— Data shown —
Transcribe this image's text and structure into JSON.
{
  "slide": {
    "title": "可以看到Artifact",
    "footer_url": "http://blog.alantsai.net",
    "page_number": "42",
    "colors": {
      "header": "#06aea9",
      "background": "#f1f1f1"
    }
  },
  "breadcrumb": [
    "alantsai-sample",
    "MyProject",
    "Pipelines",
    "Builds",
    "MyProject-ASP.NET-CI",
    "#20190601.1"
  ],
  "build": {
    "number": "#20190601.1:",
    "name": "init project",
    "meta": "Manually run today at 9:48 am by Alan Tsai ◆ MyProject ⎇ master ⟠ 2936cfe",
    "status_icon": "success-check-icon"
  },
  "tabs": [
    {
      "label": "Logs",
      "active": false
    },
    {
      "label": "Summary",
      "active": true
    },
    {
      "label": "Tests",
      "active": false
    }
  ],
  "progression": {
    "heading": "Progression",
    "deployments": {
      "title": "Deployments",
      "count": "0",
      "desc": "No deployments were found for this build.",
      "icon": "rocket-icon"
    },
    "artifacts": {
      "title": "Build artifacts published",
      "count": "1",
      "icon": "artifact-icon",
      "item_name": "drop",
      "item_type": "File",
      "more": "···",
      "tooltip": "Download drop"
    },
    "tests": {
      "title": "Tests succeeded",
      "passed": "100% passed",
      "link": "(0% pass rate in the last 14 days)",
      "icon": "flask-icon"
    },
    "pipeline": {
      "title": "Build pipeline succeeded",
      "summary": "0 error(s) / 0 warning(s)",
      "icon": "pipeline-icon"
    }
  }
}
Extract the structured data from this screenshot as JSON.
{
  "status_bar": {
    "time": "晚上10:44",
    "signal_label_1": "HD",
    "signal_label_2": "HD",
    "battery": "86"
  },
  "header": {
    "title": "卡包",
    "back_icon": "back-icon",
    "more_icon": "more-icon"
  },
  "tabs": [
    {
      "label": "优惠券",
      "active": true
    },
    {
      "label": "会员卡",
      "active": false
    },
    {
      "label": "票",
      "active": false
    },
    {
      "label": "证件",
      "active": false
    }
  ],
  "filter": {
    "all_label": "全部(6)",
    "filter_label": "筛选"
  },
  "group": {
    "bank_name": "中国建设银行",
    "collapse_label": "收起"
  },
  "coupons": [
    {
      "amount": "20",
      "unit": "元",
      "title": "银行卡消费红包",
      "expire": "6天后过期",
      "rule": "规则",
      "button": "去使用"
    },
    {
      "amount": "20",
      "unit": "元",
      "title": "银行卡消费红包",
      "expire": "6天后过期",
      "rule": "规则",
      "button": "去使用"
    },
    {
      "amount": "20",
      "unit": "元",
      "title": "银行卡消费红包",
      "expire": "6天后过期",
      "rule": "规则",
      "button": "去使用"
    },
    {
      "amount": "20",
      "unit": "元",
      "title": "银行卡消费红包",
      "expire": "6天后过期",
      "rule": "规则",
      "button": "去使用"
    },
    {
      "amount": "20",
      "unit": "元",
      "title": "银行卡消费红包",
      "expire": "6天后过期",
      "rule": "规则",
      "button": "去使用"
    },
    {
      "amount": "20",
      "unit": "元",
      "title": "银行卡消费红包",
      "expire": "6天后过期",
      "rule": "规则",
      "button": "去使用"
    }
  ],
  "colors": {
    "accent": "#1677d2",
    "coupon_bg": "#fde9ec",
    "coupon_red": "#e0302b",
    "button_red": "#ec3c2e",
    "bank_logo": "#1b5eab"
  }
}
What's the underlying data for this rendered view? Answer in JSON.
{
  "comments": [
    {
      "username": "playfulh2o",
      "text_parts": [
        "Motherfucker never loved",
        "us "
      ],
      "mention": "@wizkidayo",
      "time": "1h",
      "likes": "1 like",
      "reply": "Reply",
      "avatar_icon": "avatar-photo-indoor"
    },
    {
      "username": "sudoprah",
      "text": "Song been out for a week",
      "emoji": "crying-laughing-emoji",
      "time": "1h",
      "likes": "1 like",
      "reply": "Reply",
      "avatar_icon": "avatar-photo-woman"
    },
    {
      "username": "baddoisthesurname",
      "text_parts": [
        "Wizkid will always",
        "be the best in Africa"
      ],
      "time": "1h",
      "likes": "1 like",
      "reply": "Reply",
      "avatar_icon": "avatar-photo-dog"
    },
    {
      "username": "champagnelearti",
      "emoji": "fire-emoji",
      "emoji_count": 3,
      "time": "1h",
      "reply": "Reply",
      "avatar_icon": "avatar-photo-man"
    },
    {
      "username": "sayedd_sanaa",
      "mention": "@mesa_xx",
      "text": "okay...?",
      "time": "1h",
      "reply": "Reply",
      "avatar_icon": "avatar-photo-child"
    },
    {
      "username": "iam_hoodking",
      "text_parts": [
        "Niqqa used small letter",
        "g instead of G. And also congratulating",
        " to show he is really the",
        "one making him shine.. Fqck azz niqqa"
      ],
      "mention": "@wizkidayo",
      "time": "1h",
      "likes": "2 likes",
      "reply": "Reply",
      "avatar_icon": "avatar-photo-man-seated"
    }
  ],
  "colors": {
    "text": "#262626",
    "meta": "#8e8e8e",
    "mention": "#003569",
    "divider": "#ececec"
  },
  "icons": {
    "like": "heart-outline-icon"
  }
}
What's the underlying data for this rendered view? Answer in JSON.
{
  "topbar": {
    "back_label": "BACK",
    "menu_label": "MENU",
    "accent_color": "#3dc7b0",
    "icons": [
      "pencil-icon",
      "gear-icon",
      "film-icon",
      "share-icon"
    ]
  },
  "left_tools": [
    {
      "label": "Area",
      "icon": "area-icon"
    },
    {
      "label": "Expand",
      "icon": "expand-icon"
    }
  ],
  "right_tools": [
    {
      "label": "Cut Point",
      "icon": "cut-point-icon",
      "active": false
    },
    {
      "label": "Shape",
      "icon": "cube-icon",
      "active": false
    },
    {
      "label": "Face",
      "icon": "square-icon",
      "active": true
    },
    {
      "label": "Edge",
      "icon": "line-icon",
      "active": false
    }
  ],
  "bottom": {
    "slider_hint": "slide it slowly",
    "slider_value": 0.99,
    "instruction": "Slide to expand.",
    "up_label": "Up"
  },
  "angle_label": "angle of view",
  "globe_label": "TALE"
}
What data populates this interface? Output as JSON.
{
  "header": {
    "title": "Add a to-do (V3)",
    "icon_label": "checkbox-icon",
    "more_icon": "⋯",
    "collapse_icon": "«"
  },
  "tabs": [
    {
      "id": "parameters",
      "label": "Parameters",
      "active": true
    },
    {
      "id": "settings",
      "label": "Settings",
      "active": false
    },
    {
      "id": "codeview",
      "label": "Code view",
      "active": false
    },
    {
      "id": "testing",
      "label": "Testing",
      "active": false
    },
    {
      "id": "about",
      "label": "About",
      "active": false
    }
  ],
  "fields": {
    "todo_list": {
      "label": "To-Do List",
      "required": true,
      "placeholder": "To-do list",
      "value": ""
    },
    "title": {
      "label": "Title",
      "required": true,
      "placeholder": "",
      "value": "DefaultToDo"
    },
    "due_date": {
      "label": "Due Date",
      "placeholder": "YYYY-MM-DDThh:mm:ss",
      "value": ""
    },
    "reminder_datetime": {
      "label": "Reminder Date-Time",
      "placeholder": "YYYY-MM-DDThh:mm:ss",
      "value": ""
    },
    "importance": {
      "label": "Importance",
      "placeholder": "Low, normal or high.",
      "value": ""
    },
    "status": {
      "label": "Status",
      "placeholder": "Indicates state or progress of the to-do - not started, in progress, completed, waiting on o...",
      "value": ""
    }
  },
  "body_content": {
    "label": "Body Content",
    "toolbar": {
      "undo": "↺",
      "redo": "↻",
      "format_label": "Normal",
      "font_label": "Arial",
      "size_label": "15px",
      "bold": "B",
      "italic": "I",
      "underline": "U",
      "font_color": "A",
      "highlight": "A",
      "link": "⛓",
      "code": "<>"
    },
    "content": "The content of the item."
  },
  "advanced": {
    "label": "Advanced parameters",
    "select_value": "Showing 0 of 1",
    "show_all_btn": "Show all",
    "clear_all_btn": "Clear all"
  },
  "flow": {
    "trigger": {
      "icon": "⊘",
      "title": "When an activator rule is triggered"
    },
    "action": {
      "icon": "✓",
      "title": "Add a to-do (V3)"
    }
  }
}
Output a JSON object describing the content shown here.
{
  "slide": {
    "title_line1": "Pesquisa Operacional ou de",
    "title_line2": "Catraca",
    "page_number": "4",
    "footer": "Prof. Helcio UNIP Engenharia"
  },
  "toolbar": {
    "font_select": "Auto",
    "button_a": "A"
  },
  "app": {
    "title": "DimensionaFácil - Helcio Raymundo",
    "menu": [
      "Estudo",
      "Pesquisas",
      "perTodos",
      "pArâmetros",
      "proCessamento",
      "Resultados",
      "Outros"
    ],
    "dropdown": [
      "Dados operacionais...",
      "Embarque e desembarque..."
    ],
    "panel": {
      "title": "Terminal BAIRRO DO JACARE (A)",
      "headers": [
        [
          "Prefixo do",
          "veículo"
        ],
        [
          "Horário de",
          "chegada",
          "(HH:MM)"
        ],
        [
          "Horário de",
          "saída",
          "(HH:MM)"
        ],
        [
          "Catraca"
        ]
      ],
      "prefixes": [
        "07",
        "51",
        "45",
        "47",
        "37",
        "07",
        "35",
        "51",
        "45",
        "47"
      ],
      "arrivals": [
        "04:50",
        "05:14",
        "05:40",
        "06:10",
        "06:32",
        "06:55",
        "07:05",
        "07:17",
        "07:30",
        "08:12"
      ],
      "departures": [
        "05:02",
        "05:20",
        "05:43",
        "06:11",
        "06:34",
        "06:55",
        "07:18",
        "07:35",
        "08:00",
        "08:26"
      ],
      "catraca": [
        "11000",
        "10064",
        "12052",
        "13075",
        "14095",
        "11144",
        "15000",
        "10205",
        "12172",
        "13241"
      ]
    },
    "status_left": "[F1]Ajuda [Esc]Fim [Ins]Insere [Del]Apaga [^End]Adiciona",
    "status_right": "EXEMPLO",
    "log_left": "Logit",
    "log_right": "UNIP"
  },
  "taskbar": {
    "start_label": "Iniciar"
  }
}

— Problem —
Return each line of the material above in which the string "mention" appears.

— Finished exercise —
      "mention": "@wizkidayo",
      "mention": "@mesa_xx",
      "mention": "@wizkidayo",
    "mention": "#003569",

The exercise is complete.